Extended Topics in Algebra and Geometry is a course designed for students who have had some initial exposure to Algebra 1 and Geometry and who have demonstrated strong interest, independence, and achievement in mathematics. Students move beyond straightforward application of algorithms, focusing on problem-solving in context. This course delves deeply into algebra topics, uses algebraic processes to tackle geometry topics, and moves at a more challenging pace. Topics covered include linear equations and inequalities; systems of equations and inequalities; linear and nonlinear (quadratic, exponential and rational) functions and their transformations; and quadratic equations and their solutions. Geometry topics covered include proof, logic and reasoning; extended work with coordinate geometry; circles; triangles (including right triangle trigonometry); quadrilaterals; and measuring irregular shapes for area, volume, and surface area. Graphing calculators, including Desmos and TI-84s, are used to support learning, along with other applications such as Geogebra.

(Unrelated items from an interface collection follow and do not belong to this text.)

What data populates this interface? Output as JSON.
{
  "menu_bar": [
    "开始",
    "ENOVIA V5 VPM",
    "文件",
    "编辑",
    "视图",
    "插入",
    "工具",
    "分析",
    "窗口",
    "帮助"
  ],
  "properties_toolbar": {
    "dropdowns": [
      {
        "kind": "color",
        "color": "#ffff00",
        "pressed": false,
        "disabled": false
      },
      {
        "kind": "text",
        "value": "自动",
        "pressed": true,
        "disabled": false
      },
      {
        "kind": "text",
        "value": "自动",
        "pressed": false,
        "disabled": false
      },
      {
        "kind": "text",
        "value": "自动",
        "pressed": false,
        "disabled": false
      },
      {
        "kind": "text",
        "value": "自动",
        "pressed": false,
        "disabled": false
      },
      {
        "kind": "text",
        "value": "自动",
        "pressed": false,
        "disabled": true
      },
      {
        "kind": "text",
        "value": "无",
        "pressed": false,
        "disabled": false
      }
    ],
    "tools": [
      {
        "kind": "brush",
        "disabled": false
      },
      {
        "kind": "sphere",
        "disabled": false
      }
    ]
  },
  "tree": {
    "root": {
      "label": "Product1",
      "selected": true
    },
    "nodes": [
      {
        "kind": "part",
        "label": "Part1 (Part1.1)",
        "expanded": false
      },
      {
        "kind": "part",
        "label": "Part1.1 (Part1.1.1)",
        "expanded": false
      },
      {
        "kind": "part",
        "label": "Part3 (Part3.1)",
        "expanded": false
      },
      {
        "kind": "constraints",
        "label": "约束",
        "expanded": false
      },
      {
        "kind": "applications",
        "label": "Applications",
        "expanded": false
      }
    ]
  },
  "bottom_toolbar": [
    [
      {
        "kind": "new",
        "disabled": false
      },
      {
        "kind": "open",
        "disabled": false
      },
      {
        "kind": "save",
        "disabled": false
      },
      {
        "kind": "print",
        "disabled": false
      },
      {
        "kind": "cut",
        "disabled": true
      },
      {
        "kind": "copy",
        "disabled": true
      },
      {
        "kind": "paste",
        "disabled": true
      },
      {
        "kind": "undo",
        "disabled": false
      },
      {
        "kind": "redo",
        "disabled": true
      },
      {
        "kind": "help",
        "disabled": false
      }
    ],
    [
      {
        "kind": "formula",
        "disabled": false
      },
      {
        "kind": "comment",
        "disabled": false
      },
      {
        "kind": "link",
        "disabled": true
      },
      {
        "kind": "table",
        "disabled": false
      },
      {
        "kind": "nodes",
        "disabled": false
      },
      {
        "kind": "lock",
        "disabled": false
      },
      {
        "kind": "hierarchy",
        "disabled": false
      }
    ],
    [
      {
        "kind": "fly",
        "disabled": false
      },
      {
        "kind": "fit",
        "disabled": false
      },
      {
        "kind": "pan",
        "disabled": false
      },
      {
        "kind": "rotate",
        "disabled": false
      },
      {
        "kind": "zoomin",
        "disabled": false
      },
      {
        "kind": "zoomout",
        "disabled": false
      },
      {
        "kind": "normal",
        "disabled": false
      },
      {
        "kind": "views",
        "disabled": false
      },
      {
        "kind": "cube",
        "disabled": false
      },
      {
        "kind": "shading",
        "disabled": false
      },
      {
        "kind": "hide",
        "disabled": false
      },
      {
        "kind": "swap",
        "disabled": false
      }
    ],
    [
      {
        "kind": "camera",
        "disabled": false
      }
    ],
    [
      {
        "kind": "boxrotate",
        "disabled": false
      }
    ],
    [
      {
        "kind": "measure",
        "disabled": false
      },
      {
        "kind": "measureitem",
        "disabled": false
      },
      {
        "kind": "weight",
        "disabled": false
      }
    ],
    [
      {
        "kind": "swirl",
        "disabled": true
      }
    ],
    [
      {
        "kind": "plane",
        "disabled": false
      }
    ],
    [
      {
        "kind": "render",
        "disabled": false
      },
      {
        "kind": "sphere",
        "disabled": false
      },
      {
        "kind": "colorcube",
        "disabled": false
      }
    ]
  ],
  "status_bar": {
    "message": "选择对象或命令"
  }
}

Geometry is a secondary school course that deepens students’ understanding of plane and solid geometric figures while fostering their abilities to analyze, justify, and communicate information about geometric relationships and write geometric proofs. Topics include congruent and similar triangles; parallel and perpendicular lines; right triangle trigonometry; polygons; circles and solids; transformations; and constructions. Algebra topics are integrated throughout the course to provide a solid and broad foundation for advanced mathematics courses. Geometry has a balanced focus on inductive and deductive reasoning, providing students with some practice with proofs. The Geometry Advanced course is for more independent learners and is a proof-based curriculum focusing on the development of inductive reasoning. Students in both courses use technology such as Geogebra or Desmos to further demonstrate understanding of the geometry topics.
This course is a full-year study of advanced algebra for students who have completed Algebra I and a formal geometry course. Evidence of readiness and approval by the chair of the Mathematics Department is required to enroll. Topics include data analysis; sequences and recursion; functions; trigonometry; matrices; exponential and logarithmic functions; and conic sections. Students will also study irrational and complex numbers, polynomial equations, analytic geometry, and statistics. A TI 84 Plus graphing calculator is required in order to fully explore functions.
Pre-Calculus is a full-year course that prepares students for Calculus. Drawing on algebra, geometry, and arithmetic, the course synthesizes students’ prior mathematical work while introducing ideas of calculus. Topics include analysis of polynomial, rational, exponential, logarithmic, and trigonometric functions; complex numbers; mathematical induction; vectors in the plane; polar geometry; analytic geometry and conic sections; statistics, the normal distribution, and basic combinatorics; and area under curves. Moving at a challenging pace, the course emphasizes conceptual understanding, problem solving, and proof.